(Entries from a dataset of interfaces)
+++

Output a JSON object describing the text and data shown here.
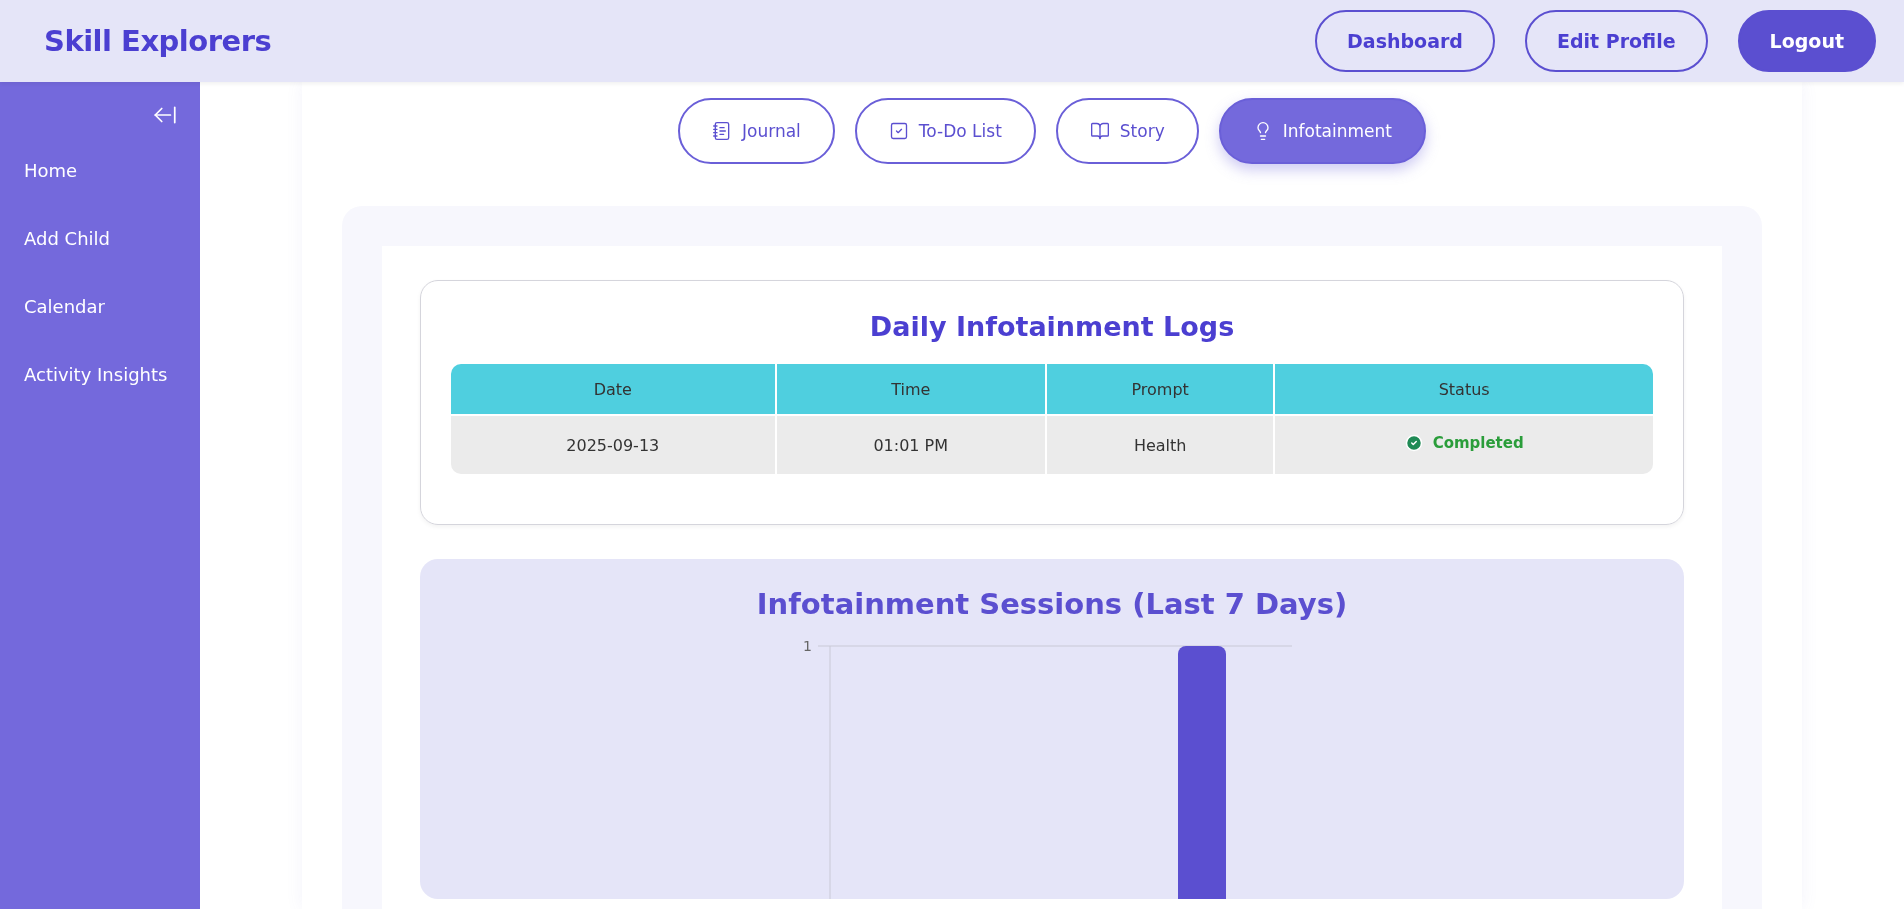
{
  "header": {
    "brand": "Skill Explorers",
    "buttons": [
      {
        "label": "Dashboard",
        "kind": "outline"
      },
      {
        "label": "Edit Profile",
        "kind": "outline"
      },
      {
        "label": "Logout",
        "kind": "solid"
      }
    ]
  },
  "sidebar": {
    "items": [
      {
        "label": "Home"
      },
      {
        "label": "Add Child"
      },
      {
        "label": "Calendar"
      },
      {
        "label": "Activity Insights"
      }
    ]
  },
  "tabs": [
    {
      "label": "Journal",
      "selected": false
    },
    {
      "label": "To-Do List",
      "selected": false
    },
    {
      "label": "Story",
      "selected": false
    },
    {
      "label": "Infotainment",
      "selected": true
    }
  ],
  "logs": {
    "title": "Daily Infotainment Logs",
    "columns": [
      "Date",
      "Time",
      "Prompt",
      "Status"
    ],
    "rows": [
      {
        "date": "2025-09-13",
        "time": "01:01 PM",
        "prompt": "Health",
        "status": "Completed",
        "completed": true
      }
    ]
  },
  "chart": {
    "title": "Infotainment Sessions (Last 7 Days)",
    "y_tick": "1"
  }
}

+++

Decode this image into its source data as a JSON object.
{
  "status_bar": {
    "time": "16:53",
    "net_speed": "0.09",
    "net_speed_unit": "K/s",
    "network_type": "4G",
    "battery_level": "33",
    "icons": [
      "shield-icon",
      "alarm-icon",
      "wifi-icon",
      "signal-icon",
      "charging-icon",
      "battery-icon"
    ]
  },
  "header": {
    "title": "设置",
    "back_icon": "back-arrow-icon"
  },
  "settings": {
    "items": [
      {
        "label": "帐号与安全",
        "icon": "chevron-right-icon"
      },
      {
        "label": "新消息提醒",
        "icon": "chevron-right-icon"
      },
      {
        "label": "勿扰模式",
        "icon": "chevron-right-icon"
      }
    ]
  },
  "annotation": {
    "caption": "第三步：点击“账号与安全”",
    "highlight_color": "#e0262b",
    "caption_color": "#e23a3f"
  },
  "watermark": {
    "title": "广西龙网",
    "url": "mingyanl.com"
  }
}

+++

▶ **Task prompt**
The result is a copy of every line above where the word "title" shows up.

▶ **Answer box**
    "title": "Daily Infotainment Logs",
    "title": "Infotainment Sessions (Last 7 Days)",
    "title": "设置",
    "title": "广西龙网",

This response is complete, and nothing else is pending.